I got up one morning and decided to split town, so I took a train south to Pécs. This is going to be the European Cultural Capital of 2010, so I figured I had to check it out before it became jaded from fame. I met a German girl on the bus to the hostel, and there we picked up an English guy, and the three of us headed out for some grub. I finally had some gulas, and the restaurant gave us all free shots of pálinka with our beers. Can you see where this is going? Afterwards Anna, Alan, and I went to a bar recommended by our hostel receptionist. When we walked in he was sitting at the bar, happy that we took his advice. Time for more pálinkas, the bartender’s favorite. Then Anna suggested that Alan and I try Unicom. It’s another Hungarian thing, and I can’t really describe it as anything but horrible. Beers immediately followed to wash out the taste. A few hours later the three of us stumbled back to the hostel while the receptionist stayed behind to hold down the bar.

feast

The next day we did some exploring. Pécs is a small town, so there wasn’t much to do besides relax. After Anna headed off in her own direction, Alan and I grabbed 2 bottles of Hungarian wine and a frozen pizza and camped out on the balcony of our room. There was one other guest in another room, and the receptionist had disappeared again, so we blasted the Hungarian jazz and drank the night away. The resulting hang-over of 2 nights’ drinking was whiled away on an ancient Communist train through Hungary, across Croatia, and finally into Ljubljana around 3 AM.

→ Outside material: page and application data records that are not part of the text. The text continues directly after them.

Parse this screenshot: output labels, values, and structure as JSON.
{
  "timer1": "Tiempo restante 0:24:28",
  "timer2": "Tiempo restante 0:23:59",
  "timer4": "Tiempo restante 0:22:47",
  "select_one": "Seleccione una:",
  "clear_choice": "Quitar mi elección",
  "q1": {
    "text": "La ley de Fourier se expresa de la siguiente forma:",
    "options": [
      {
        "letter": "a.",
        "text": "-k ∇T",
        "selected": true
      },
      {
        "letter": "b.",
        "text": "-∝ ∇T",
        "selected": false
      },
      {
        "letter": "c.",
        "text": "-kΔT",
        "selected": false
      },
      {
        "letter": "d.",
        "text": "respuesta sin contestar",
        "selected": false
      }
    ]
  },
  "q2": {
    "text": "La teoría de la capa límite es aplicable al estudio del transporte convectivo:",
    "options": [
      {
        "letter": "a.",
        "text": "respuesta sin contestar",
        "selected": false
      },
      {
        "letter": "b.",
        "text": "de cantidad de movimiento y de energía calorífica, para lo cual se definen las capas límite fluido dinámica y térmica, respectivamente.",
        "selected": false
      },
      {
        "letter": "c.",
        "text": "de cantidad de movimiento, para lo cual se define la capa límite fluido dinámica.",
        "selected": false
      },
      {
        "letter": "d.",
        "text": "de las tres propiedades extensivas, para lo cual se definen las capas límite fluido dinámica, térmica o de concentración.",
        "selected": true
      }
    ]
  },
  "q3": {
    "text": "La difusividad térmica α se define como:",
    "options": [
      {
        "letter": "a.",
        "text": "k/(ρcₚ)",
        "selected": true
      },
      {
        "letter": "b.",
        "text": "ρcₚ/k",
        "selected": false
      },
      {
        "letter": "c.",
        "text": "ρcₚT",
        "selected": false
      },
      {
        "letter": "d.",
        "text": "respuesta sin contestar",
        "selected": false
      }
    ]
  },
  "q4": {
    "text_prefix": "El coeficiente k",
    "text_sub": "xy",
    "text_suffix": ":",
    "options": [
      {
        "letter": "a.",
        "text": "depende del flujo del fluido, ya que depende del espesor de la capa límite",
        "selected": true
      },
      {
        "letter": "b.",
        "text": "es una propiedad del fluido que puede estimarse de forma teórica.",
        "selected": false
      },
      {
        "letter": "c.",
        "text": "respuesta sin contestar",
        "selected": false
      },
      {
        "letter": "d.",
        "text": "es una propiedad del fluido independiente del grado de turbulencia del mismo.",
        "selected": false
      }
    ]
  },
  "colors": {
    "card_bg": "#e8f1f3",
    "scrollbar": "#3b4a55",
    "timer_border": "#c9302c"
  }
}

So after a few hours’ sleep I headed out this morning into the bright Slovenian morning. I wandered around the center of this little city (about 240,000 people) and was about to grab a sandwich when I heard some music coming off the street. A group of 7 Hare Krishnas were strolling down the pedestrian streets, singing, playing an accordian, beating on drums, tinkling tinklers, and handing out literature. Now, there are two lessons I’ve learned well in my life. Number 1 comes from traveling, and that is to never pass up an opportunity, because even if the opportunity is still there tomorrow you may not be. Number 2 comes from growing up in New Orleans: When you see a parade of happy musicians coming your way, you join in. So we all made our way dancing and singing through the streets, drawing stares, smiles, and lots of people looking away embarassed. I was the only one not dressed up as a Hare Krishna, but I enjoyed my special walking tour of the city. Eventually we ended up at the temple, where the music continued and the dancing got good.

You can’t be a good dancer on an empty stomach, so next came my favorite part of the Hare Krishna, that delicious vegetarian meal. Today’s lunch was speghetti made by one of the devotees (and I mean he did more than boil the water) and it was all organic. I whiled away a couple hours at a picnic table with my host Petra and some of the other Kirshna ladies. Tomorrow they’ve asked me to return for another program and meal, and afterwards I will go north to Lake Bled, hopefully getting a ride from one of the devotees. Ooh yeah.

So Ljubljana is a nice little city. It’s very green–the huge park with open fields, the trees everywhere, and even the river is emerald. I had a great afternoon walking around enjoying the weather, passing street musicians and a couple weddings. I bought some new pants since my last pair split a few days ago, completely worn out. There was a plate of crispy calamari in there somewhere. And coming up next is a bar with a rock band. And I guess a drink or two.

Ljubljana